→ Problem description
Please reproduce the entries below exactly, leaving the pictures out.

Dataset rows for apps and sites:
--- START ---

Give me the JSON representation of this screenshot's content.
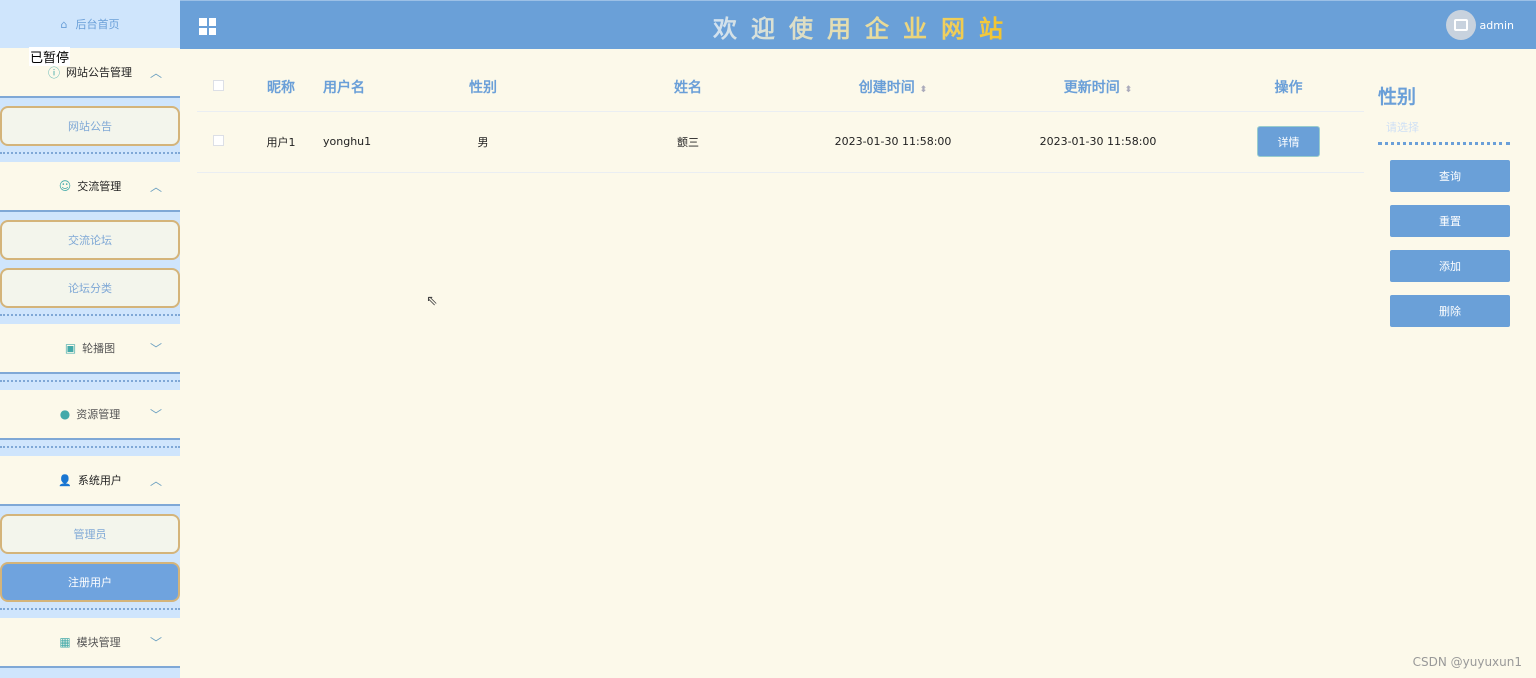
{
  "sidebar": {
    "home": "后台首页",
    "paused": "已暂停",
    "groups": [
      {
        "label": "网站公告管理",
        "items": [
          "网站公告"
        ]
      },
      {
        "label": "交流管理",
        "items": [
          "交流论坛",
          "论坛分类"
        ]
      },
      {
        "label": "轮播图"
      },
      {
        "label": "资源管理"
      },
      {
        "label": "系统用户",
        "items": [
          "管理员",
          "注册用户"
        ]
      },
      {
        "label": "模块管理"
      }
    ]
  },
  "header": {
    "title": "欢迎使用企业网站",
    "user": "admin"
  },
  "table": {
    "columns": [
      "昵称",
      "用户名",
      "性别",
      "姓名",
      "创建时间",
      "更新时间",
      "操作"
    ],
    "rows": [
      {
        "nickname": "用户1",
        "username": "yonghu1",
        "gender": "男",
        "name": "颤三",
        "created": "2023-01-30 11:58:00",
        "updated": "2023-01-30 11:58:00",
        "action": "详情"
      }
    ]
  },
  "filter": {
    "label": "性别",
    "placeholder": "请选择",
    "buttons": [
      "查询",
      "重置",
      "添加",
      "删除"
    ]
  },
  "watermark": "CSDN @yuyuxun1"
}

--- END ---

→ Exercise answer
Give me the JSON representation of this screenshot's content.
{
  "sidebar": {
    "home": "后台首页",
    "paused": "已暂停",
    "groups": [
      {
        "label": "网站公告管理",
        "items": [
          "网站公告"
        ]
      },
      {
        "label": "交流管理",
        "items": [
          "交流论坛",
          "论坛分类"
        ]
      },
      {
        "label": "轮播图"
      },
      {
        "label": "资源管理"
      },
      {
        "label": "系统用户",
        "items": [
          "管理员",
          "注册用户"
        ]
      },
      {
        "label": "模块管理"
      }
    ]
  },
  "header": {
    "title": "欢迎使用企业网站",
    "user": "admin"
  },
  "table": {
    "columns": [
      "昵称",
      "用户名",
      "性别",
      "姓名",
      "创建时间",
      "更新时间",
      "操作"
    ],
    "rows": [
      {
        "nickname": "用户1",
        "username": "yonghu1",
        "gender": "男",
        "name": "颤三",
        "created": "2023-01-30 11:58:00",
        "updated": "2023-01-30 11:58:00",
        "action": "详情"
      }
    ]
  },
  "filter": {
    "label": "性别",
    "placeholder": "请选择",
    "buttons": [
      "查询",
      "重置",
      "添加",
      "删除"
    ]
  },
  "watermark": "CSDN @yuyuxun1"
}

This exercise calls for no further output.